*** Opening Records supplied ***

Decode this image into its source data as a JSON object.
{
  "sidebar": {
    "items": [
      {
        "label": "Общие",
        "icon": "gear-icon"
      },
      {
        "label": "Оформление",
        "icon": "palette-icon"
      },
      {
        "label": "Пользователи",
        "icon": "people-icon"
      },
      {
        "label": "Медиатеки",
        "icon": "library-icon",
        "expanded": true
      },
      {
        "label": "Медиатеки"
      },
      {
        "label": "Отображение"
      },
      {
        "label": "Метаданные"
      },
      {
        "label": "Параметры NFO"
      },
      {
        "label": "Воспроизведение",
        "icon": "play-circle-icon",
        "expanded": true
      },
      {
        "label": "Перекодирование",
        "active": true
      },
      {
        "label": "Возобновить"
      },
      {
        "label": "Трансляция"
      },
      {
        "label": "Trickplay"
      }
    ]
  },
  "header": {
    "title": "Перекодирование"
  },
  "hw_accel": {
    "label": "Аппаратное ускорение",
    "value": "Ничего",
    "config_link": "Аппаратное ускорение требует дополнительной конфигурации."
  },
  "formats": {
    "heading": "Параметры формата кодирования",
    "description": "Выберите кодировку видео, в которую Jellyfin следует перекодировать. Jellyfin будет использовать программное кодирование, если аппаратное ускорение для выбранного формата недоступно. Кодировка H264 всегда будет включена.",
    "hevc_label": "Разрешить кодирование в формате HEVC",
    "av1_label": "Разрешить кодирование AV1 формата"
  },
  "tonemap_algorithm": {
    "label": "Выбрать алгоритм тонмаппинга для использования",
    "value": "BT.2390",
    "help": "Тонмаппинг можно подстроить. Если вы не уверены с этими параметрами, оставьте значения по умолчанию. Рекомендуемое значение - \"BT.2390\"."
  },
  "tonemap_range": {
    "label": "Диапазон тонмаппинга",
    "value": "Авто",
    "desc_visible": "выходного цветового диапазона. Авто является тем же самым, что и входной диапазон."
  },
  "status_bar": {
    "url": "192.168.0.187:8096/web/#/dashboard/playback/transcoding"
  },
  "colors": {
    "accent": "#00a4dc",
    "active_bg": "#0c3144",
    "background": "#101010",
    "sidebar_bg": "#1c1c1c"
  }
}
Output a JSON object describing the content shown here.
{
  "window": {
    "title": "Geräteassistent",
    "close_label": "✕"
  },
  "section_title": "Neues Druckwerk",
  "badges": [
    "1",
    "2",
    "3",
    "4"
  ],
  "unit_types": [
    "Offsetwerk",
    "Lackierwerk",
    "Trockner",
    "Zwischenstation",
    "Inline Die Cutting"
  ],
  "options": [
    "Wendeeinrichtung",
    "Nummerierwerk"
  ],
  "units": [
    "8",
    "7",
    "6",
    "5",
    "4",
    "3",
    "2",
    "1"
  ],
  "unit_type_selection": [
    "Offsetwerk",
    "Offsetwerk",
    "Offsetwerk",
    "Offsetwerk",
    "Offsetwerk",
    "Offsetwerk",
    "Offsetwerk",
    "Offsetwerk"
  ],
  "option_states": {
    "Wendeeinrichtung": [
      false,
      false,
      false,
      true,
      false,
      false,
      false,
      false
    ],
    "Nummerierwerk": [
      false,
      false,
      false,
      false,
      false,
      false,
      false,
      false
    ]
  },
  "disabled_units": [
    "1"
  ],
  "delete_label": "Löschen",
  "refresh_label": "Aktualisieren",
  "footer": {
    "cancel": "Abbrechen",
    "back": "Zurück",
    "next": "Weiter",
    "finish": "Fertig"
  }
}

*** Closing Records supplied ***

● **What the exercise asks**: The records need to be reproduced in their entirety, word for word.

● **Finished task**:
Decode this image into its source data as a JSON object.
{
  "sidebar": {
    "items": [
      {
        "label": "Общие",
        "icon": "gear-icon"
      },
      {
        "label": "Оформление",
        "icon": "palette-icon"
      },
      {
        "label": "Пользователи",
        "icon": "people-icon"
      },
      {
        "label": "Медиатеки",
        "icon": "library-icon",
        "expanded": true
      },
      {
        "label": "Медиатеки"
      },
      {
        "label": "Отображение"
      },
      {
        "label": "Метаданные"
      },
      {
        "label": "Параметры NFO"
      },
      {
        "label": "Воспроизведение",
        "icon": "play-circle-icon",
        "expanded": true
      },
      {
        "label": "Перекодирование",
        "active": true
      },
      {
        "label": "Возобновить"
      },
      {
        "label": "Трансляция"
      },
      {
        "label": "Trickplay"
      }
    ]
  },
  "header": {
    "title": "Перекодирование"
  },
  "hw_accel": {
    "label": "Аппаратное ускорение",
    "value": "Ничего",
    "config_link": "Аппаратное ускорение требует дополнительной конфигурации."
  },
  "formats": {
    "heading": "Параметры формата кодирования",
    "description": "Выберите кодировку видео, в которую Jellyfin следует перекодировать. Jellyfin будет использовать программное кодирование, если аппаратное ускорение для выбранного формата недоступно. Кодировка H264 всегда будет включена.",
    "hevc_label": "Разрешить кодирование в формате HEVC",
    "av1_label": "Разрешить кодирование AV1 формата"
  },
  "tonemap_algorithm": {
    "label": "Выбрать алгоритм тонмаппинга для использования",
    "value": "BT.2390",
    "help": "Тонмаппинг можно подстроить. Если вы не уверены с этими параметрами, оставьте значения по умолчанию. Рекомендуемое значение - \"BT.2390\"."
  },
  "tonemap_range": {
    "label": "Диапазон тонмаппинга",
    "value": "Авто",
    "desc_visible": "выходного цветового диапазона. Авто является тем же самым, что и входной диапазон."
  },
  "status_bar": {
    "url": "192.168.0.187:8096/web/#/dashboard/playback/transcoding"
  },
  "colors": {
    "accent": "#00a4dc",
    "active_bg": "#0c3144",
    "background": "#101010",
    "sidebar_bg": "#1c1c1c"
  }
}
Output a JSON object describing the content shown here.
{
  "window": {
    "title": "Geräteassistent",
    "close_label": "✕"
  },
  "section_title": "Neues Druckwerk",
  "badges": [
    "1",
    "2",
    "3",
    "4"
  ],
  "unit_types": [
    "Offsetwerk",
    "Lackierwerk",
    "Trockner",
    "Zwischenstation",
    "Inline Die Cutting"
  ],
  "options": [
    "Wendeeinrichtung",
    "Nummerierwerk"
  ],
  "units": [
    "8",
    "7",
    "6",
    "5",
    "4",
    "3",
    "2",
    "1"
  ],
  "unit_type_selection": [
    "Offsetwerk",
    "Offsetwerk",
    "Offsetwerk",
    "Offsetwerk",
    "Offsetwerk",
    "Offsetwerk",
    "Offsetwerk",
    "Offsetwerk"
  ],
  "option_states": {
    "Wendeeinrichtung": [
      false,
      false,
      false,
      true,
      false,
      false,
      false,
      false
    ],
    "Nummerierwerk": [
      false,
      false,
      false,
      false,
      false,
      false,
      false,
      false
    ]
  },
  "disabled_units": [
    "1"
  ],
  "delete_label": "Löschen",
  "refresh_label": "Aktualisieren",
  "footer": {
    "cancel": "Abbrechen",
    "back": "Zurück",
    "next": "Weiter",
    "finish": "Fertig"
  }
}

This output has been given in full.